### What the task requires
Below are the records. Gather each line that holds "edge".

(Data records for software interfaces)

* * *

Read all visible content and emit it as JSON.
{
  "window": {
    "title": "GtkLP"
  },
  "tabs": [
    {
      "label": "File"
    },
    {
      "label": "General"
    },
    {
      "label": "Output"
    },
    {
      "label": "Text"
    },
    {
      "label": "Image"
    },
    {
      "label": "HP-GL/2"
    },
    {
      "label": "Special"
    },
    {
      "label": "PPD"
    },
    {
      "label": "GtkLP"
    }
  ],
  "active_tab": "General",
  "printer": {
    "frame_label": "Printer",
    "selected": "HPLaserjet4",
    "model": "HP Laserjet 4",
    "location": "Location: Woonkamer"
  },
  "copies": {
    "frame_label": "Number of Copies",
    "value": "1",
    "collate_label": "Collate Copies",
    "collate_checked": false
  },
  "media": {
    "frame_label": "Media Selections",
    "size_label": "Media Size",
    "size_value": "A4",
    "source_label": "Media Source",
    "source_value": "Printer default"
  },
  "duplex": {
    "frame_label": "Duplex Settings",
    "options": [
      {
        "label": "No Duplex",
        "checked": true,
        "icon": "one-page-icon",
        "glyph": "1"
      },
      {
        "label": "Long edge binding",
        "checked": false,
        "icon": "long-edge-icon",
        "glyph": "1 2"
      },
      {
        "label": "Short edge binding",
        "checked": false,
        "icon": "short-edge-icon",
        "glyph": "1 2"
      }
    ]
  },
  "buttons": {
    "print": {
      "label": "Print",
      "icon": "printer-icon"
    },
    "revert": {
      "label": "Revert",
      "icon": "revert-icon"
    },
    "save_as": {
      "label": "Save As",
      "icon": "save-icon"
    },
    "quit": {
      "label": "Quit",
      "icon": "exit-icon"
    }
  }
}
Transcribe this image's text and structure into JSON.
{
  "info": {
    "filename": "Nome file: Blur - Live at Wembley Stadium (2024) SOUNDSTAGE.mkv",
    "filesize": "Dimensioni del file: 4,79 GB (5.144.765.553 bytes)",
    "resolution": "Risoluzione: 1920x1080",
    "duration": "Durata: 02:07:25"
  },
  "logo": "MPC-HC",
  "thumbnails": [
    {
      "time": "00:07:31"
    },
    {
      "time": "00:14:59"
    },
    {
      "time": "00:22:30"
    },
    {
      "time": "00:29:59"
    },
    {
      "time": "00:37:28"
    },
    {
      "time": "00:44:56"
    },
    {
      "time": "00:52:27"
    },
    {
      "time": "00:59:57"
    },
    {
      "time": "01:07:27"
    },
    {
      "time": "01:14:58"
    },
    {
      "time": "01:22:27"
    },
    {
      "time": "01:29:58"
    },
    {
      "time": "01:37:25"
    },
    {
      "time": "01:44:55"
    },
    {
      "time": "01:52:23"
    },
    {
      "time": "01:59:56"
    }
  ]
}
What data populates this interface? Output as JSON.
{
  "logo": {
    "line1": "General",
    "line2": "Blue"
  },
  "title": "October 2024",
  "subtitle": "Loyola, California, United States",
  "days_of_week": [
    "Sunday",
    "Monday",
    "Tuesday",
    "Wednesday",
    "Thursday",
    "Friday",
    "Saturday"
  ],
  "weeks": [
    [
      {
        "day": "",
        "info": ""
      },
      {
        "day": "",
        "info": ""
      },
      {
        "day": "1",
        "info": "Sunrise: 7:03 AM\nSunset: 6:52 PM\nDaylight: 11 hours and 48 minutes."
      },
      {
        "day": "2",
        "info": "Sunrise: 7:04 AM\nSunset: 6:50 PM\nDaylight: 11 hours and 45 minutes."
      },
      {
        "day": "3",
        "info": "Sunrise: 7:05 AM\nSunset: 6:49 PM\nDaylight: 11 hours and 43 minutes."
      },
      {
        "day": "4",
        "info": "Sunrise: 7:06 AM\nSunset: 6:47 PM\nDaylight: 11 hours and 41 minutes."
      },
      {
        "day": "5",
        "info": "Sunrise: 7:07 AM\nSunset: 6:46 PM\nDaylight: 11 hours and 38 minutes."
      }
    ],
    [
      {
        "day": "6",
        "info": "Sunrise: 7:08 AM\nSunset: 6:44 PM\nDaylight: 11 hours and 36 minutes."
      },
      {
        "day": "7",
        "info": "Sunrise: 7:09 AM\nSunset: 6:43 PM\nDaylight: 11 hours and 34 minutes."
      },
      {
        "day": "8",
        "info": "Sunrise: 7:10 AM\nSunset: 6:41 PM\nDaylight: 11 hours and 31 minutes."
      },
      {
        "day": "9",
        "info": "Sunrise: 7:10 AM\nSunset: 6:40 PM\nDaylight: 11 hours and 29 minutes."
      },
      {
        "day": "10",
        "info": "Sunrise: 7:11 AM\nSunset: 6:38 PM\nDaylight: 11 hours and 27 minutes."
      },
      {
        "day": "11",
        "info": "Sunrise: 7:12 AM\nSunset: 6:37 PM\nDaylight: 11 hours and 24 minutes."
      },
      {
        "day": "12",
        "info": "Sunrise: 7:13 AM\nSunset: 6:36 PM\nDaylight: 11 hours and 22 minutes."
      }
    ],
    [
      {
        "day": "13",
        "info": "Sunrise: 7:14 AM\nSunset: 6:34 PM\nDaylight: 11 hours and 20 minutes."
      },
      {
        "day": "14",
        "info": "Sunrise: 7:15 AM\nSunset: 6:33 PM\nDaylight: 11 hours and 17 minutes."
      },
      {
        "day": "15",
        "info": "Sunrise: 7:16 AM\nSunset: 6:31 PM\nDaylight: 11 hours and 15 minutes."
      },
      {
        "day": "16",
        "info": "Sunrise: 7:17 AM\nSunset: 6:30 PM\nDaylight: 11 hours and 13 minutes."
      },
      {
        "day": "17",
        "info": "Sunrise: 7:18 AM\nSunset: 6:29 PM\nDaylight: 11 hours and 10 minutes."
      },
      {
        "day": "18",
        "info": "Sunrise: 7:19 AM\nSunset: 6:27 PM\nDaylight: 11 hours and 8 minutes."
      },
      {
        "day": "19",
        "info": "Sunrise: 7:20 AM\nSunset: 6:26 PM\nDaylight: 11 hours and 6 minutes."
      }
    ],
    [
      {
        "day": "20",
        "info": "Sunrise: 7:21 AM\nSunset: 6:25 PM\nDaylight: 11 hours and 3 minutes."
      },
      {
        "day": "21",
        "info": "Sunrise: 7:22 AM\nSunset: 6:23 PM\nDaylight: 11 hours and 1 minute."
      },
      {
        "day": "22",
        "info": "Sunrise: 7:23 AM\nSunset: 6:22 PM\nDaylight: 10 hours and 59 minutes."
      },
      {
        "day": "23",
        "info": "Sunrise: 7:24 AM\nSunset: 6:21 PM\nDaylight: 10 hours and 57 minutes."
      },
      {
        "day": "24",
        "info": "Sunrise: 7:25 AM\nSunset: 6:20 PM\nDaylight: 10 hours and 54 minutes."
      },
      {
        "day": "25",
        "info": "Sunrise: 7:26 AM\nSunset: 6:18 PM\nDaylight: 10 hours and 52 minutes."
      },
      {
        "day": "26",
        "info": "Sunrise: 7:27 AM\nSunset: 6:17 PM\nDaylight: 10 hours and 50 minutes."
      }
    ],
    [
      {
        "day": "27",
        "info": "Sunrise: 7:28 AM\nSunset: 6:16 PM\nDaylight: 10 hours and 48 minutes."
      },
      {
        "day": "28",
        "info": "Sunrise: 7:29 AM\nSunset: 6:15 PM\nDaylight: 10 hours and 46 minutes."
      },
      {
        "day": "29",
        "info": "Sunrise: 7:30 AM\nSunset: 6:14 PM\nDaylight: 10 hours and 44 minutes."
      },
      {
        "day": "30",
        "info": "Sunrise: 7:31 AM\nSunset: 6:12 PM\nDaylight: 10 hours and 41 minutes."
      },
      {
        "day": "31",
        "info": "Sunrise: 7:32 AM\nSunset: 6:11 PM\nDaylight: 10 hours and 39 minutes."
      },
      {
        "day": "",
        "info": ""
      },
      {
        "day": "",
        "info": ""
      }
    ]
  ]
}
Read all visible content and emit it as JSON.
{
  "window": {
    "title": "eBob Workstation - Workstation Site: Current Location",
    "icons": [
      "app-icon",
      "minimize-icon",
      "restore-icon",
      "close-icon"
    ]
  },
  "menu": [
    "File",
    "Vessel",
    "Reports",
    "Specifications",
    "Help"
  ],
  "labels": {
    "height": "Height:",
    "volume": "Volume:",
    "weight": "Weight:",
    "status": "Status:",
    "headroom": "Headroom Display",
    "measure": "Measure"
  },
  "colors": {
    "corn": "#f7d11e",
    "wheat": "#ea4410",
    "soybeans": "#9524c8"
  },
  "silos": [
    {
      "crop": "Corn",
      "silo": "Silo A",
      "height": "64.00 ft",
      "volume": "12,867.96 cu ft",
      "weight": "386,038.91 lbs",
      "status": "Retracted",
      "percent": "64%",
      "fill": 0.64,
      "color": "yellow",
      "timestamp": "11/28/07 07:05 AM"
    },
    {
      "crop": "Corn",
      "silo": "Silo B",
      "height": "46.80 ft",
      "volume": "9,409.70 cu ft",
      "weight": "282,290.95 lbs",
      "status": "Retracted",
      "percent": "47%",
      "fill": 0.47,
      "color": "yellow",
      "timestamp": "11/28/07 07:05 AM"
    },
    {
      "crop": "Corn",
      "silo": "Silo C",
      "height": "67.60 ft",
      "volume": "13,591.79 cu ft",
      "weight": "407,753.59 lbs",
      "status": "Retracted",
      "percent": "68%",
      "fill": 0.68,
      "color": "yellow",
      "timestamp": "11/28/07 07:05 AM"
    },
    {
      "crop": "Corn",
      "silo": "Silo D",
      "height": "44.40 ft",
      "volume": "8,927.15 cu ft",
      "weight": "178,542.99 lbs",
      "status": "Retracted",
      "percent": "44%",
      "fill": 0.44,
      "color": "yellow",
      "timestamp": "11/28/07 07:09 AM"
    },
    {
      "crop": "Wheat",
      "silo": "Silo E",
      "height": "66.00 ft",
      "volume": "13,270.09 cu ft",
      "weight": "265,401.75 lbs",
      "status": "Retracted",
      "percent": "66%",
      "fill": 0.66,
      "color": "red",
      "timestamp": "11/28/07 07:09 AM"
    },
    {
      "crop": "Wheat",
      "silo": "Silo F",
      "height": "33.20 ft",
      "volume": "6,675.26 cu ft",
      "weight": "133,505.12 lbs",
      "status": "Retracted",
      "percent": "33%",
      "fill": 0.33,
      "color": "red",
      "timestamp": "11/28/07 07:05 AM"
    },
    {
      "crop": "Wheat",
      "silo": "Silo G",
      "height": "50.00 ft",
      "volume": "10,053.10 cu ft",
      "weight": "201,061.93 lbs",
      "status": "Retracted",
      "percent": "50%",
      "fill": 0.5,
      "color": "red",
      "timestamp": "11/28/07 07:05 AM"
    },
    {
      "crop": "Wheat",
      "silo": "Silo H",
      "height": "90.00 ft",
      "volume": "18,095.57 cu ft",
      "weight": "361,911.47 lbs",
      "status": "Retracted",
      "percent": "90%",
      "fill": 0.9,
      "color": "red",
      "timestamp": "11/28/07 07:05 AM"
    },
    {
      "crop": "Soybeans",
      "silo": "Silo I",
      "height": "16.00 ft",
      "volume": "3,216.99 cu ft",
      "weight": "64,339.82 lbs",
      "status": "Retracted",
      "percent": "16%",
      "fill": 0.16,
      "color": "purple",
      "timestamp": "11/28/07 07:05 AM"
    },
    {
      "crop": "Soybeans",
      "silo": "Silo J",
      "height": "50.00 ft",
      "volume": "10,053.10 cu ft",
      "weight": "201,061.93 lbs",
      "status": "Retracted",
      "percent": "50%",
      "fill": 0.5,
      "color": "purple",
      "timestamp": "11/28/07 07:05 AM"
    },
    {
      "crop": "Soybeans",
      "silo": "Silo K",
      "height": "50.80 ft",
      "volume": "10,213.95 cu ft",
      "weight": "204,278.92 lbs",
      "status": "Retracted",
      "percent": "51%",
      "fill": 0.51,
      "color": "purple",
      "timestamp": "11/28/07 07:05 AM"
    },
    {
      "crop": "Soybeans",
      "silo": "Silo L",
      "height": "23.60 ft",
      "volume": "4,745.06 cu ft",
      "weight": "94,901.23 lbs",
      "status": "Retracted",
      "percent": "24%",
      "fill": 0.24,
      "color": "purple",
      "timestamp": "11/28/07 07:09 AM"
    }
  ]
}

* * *

### Exercise answer
        "label": "Long edge binding",
        "icon": "long-edge-icon",
        "label": "Short edge binding",
        "icon": "short-edge-icon",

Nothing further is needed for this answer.